- one way
The historic route used by the Canterbury settlers travelling between Lyttelton and Christchurch.
|45 min – 45 hr
Steep track with some rockfall hazard. Grades explained
No bookings — open access
No — open access
|Mount Cavendish Gondola Base Station, Christchurch
|Bridle Path Road, Lyttelton
Altitude change 268m
Until the Summit Road over Evans Pass was completed in 1857, the Bridle Path was the only route available to Canterbury settlers travelling from Lyttelton Harbour over the Port Hills. The path was constructed in 1850 by Captain J Thomas for the settlers due later in the year. It was a steep, rough track then, as it is today.
Most walkers on the Bridle Path elect to do one side or the other. You can close the loop by taking the bus, or simply make a double crossing.
You can drive or take the #28 Lyttelton/Rapaki bus to the Mount Cavendish Gondola Base Station. The Bridle Path car park is located next to the gondola car park.

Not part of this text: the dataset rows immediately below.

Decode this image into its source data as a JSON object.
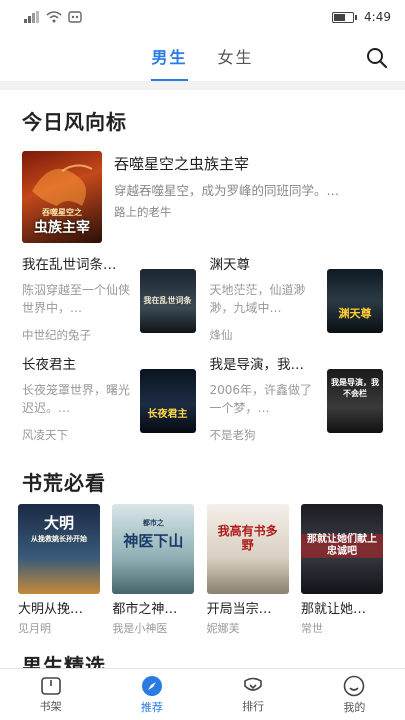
{
  "status": {
    "time": "4:49"
  },
  "header": {
    "tabs": [
      {
        "label": "男生",
        "active": true
      },
      {
        "label": "女生",
        "active": false
      }
    ]
  },
  "section1": {
    "title": "今日风向标",
    "feature": {
      "title": "吞噬星空之虫族主宰",
      "desc": "穿越吞噬星空，成为罗峰的同班同学。…",
      "author": "路上的老牛",
      "cover_text": "虫族主宰",
      "cover_sub": "吞噬星空之"
    },
    "items": [
      {
        "title": "我在乱世词条…",
        "desc": "陈泅穿越至一个仙侠世界中，…",
        "author": "中世纪的兔子",
        "cover_text": "我在乱世词条"
      },
      {
        "title": "渊天尊",
        "desc": "天地茫茫，仙道渺渺，九域中…",
        "author": "烽仙",
        "cover_text": "渊天尊"
      },
      {
        "title": "长夜君主",
        "desc": "长夜笼罩世界，曙光迟迟。…",
        "author": "风凌天下",
        "cover_text": "长夜君主"
      },
      {
        "title": "我是导演，我…",
        "desc": "2006年，许鑫做了一个梦，…",
        "author": "不是老狗",
        "cover_text": "我是导演，我不会栏"
      }
    ]
  },
  "section2": {
    "title": "书荒必看",
    "books": [
      {
        "title": "大明从挽…",
        "author": "见月明",
        "cover_text": "大明",
        "cover_sub": "从挽救姚长孙开始"
      },
      {
        "title": "都市之神…",
        "author": "我是小神医",
        "cover_text": "神医下山",
        "cover_sub": "都市之"
      },
      {
        "title": "开局当宗…",
        "author": "妮娜芙",
        "cover_text": "我高有书多野",
        "cover_sub": ""
      },
      {
        "title": "那就让她…",
        "author": "常世",
        "cover_text": "那就让她们献上忠诚吧",
        "cover_sub": ""
      }
    ]
  },
  "section3": {
    "title": "男生精选"
  },
  "bottom_nav": [
    {
      "label": "书架",
      "icon": "bookshelf-icon",
      "active": false
    },
    {
      "label": "推荐",
      "icon": "compass-icon",
      "active": true
    },
    {
      "label": "排行",
      "icon": "ranking-icon",
      "active": false
    },
    {
      "label": "我的",
      "icon": "profile-icon",
      "active": false
    }
  ]
}
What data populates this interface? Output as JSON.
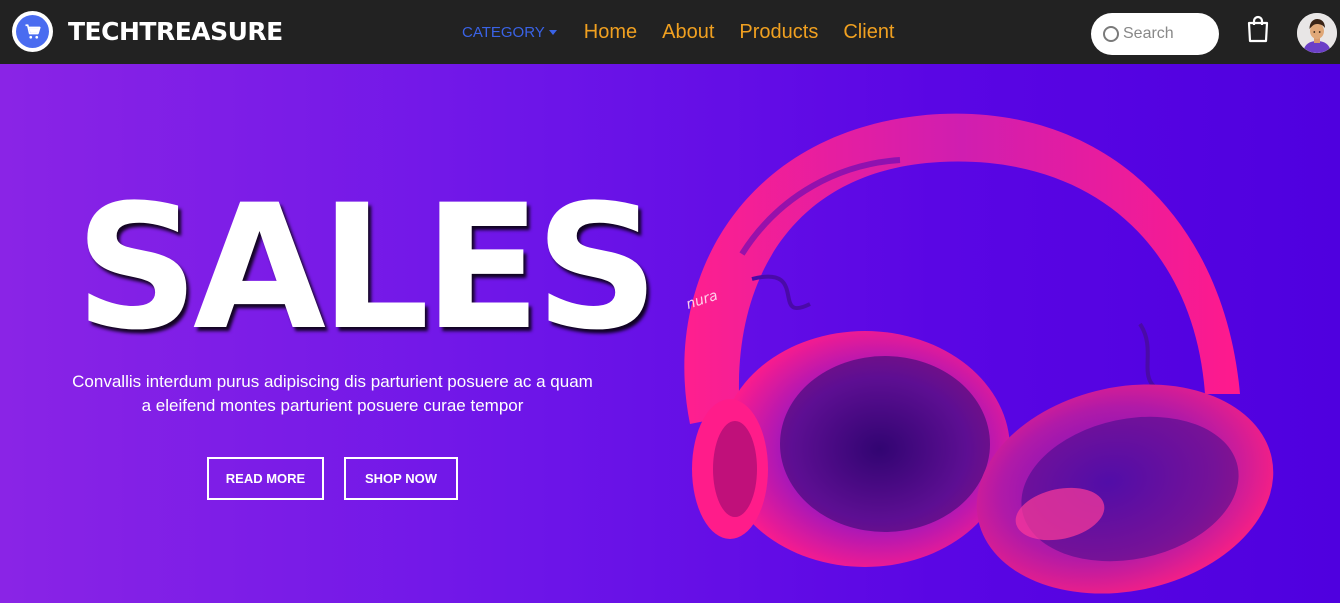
{
  "brand": {
    "name": "TECHTREASURE",
    "logo_icon": "cart-icon"
  },
  "nav": {
    "category_label": "CATEGORY",
    "links": [
      "Home",
      "About",
      "Products",
      "Client"
    ]
  },
  "search": {
    "placeholder": "Search",
    "value": ""
  },
  "hero": {
    "title": "SALES",
    "text": "Convallis interdum purus adipiscing dis parturient posuere ac a quam a eleifend montes parturient posuere curae tempor",
    "read_more_label": "READ MORE",
    "shop_now_label": "SHOP NOW",
    "image": "headphones-image",
    "headphone_brand": "nura"
  },
  "colors": {
    "navbar_bg": "#222222",
    "category_blue": "#3a63e6",
    "nav_link_orange": "#f0a020",
    "hero_gradient_start": "#8a24e6",
    "hero_gradient_end": "#4f00df",
    "headphone_pink": "#ff1a8c"
  }
}
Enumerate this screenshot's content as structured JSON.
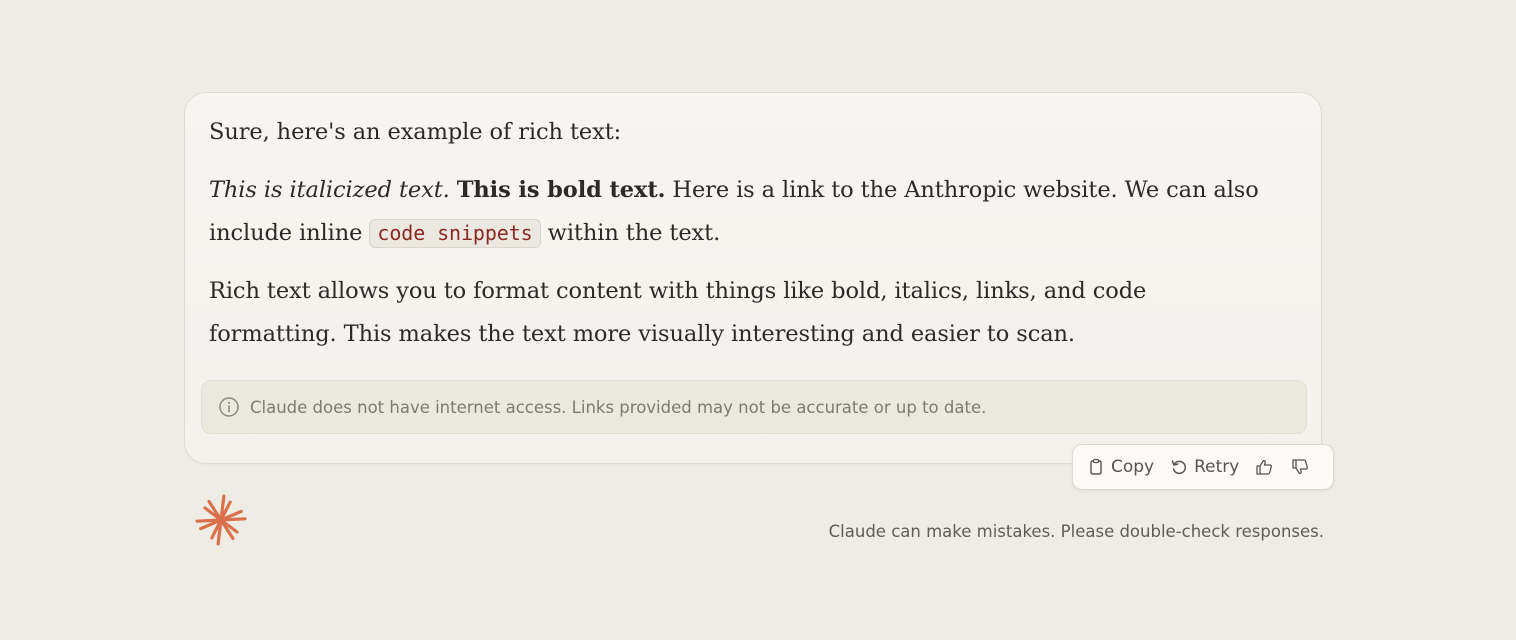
{
  "message": {
    "intro": "Sure, here's an example of rich text:",
    "italic_text": "This is italicized text.",
    "bold_text": "This is bold text.",
    "link_sentence": " Here is a link to the Anthropic website. We can also include inline ",
    "code_snippet": "code snippets",
    "after_code": " within the text.",
    "summary": "Rich text allows you to format content with things like bold, italics, links, and code formatting. This makes the text more visually interesting and easier to scan."
  },
  "disclaimer": {
    "icon": "info-icon",
    "text": "Claude does not have internet access. Links provided may not be accurate or up to date."
  },
  "actions": {
    "copy_label": "Copy",
    "retry_label": "Retry",
    "thumbs_up_icon": "thumbs-up-icon",
    "thumbs_down_icon": "thumbs-down-icon"
  },
  "footer": {
    "note": "Claude can make mistakes. Please double-check responses."
  },
  "colors": {
    "background": "#efece5",
    "card": "#f5f4f0",
    "text": "#2b2a27",
    "code_text": "#8a2a22",
    "brand": "#d9714c"
  }
}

There are picnic tables here and a water fountain.
The wide, gravelled track begins under eucalyptus trees, climbing easily past new rock fences installed after the 2011 earthquake. The raw damage to Castle Rock is visible up to the right, looking like a broken tooth. The track climbs past the first of a series of seats named after the First Four Ships of the Canterbury Settlement.
The track climbs steeply past a block of pine forest then up past the sorry stump of the Wayside Cross. This cross was erected in 1856 by Mrs Godley to mark the site of a small spring. It was made by Mr Chaney who is now immortalised at "Chaney's Corner" on the road north of Christchurch. It was replaced due to vandals and natural wear-and-tear in 1864 and 1898. The 2011 earthquake was the end of it.

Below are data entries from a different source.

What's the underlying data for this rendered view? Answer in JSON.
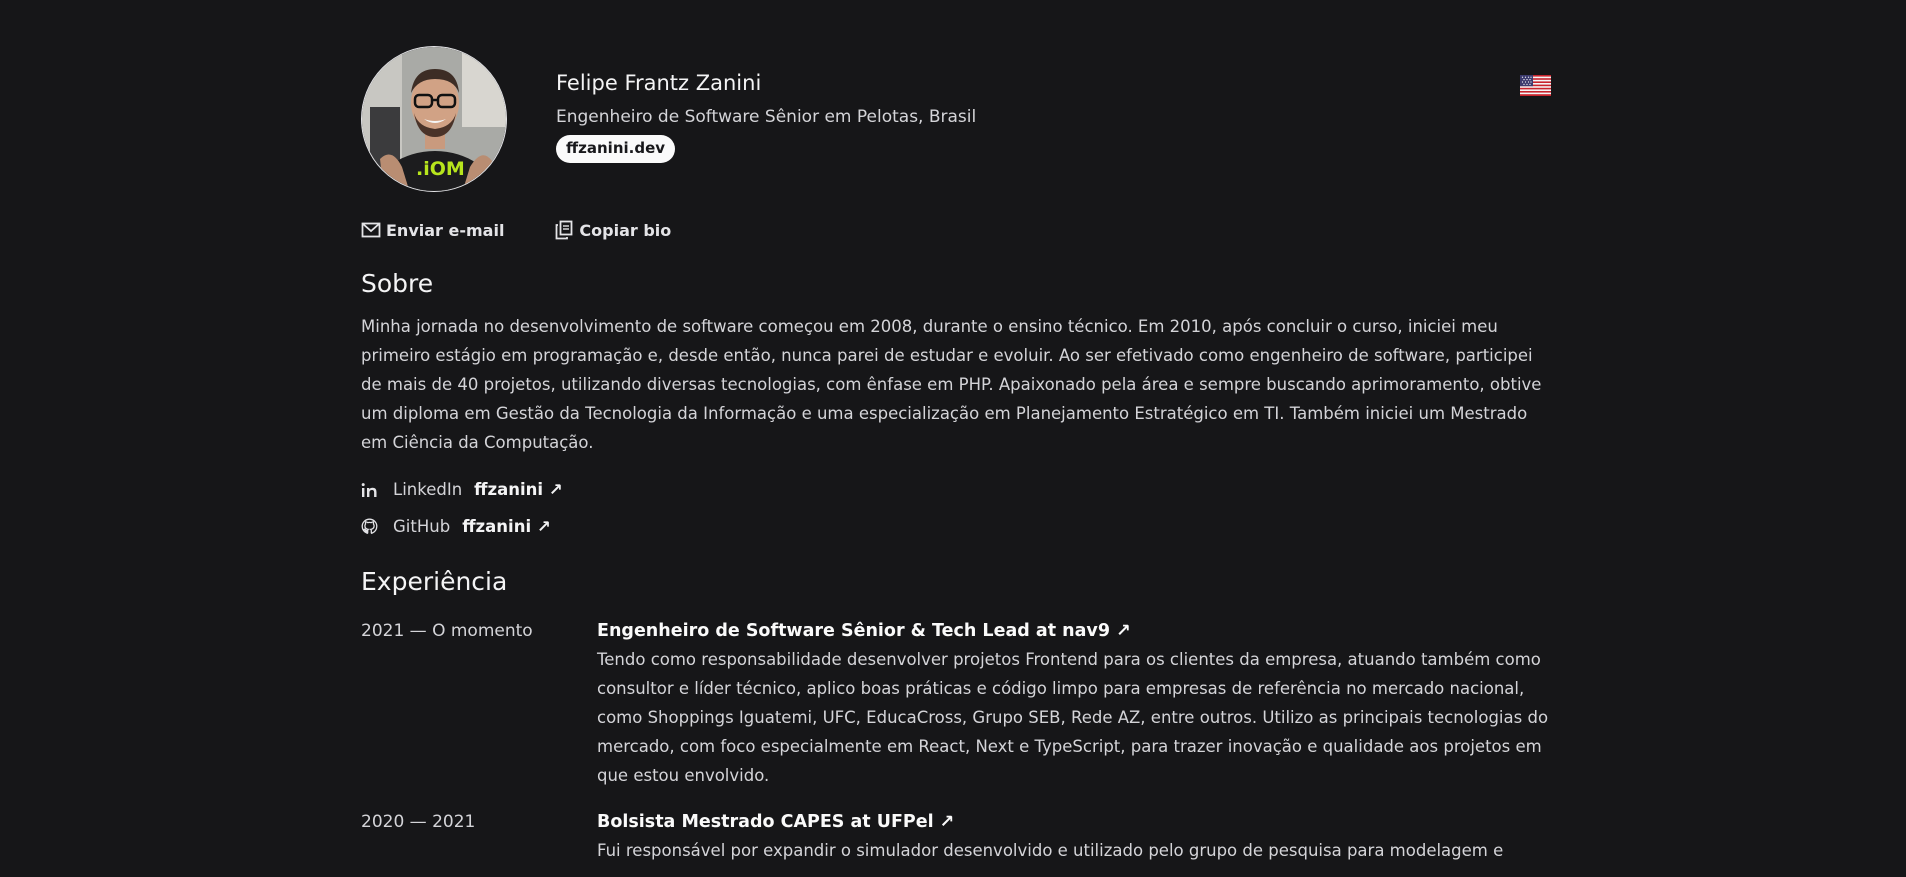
{
  "profile": {
    "name": "Felipe Frantz Zanini",
    "role": "Engenheiro de Software Sênior em Pelotas, Brasil",
    "site": "ffzanini.dev",
    "language_icon": "us-flag-icon"
  },
  "actions": {
    "email_label": "Enviar e-mail",
    "copy_label": "Copiar bio"
  },
  "about": {
    "title": "Sobre",
    "text": "Minha jornada no desenvolvimento de software começou em 2008, durante o ensino técnico. Em 2010, após concluir o curso, iniciei meu primeiro estágio em programação e, desde então, nunca parei de estudar e evoluir. Ao ser efetivado como engenheiro de software, participei de mais de 40 projetos, utilizando diversas tecnologias, com ênfase em PHP. Apaixonado pela área e sempre buscando aprimoramento, obtive um diploma em Gestão da Tecnologia da Informação e uma especialização em Planejamento Estratégico em TI. Também iniciei um Mestrado em Ciência da Computação."
  },
  "social": [
    {
      "name": "LinkedIn",
      "handle": "ffzanini ↗",
      "icon": "linkedin-icon"
    },
    {
      "name": "GitHub",
      "handle": "ffzanini ↗",
      "icon": "github-icon"
    }
  ],
  "experience": {
    "title": "Experiência",
    "items": [
      {
        "date": "2021 — O momento",
        "heading": "Engenheiro de Software Sênior & Tech Lead at nav9 ↗",
        "description": "Tendo como responsabilidade desenvolver projetos Frontend para os clientes da empresa, atuando também como consultor e líder técnico, aplico boas práticas e código limpo para empresas de referência no mercado nacional, como Shoppings Iguatemi, UFC, EducaCross, Grupo SEB, Rede AZ, entre outros. Utilizo as principais tecnologias do mercado, com foco especialmente em React, Next e TypeScript, para trazer inovação e qualidade aos projetos em que estou envolvido."
      },
      {
        "date": "2020 — 2021",
        "heading": "Bolsista Mestrado CAPES at UFPel ↗",
        "description": "Fui responsável por expandir o simulador desenvolvido e utilizado pelo grupo de pesquisa para modelagem e"
      }
    ]
  },
  "colors": {
    "background": "#161618",
    "text": "#e4e4e7",
    "pill_bg": "#fafafa"
  }
}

Beyond here, the track zigzags past some eucalypts and climbs toward the summit, crossing both Summit Road and the Crater Rim Walkway. Over the road, the stone Memorial to Pioneer Women shelter is currently fenced off as an earthquake-damage hazard.
The track drops past old concrete war bunkers, over some freshly broken rock, fallen from cliffs in 2011. Native scrub edges the track along here: mahoe, fuchsia, flax, poro poro, akeake, and the like.
Eventually the Bridle Path becomes a sealed road, dropping past houses toward Cunningham Terrace. A footpath leads down to Simeon Quay, just west of the tunnel. From Lyttelton the #28 Lyttelton/Rapaki bus leads hourly back to the gondola terminus and to the city.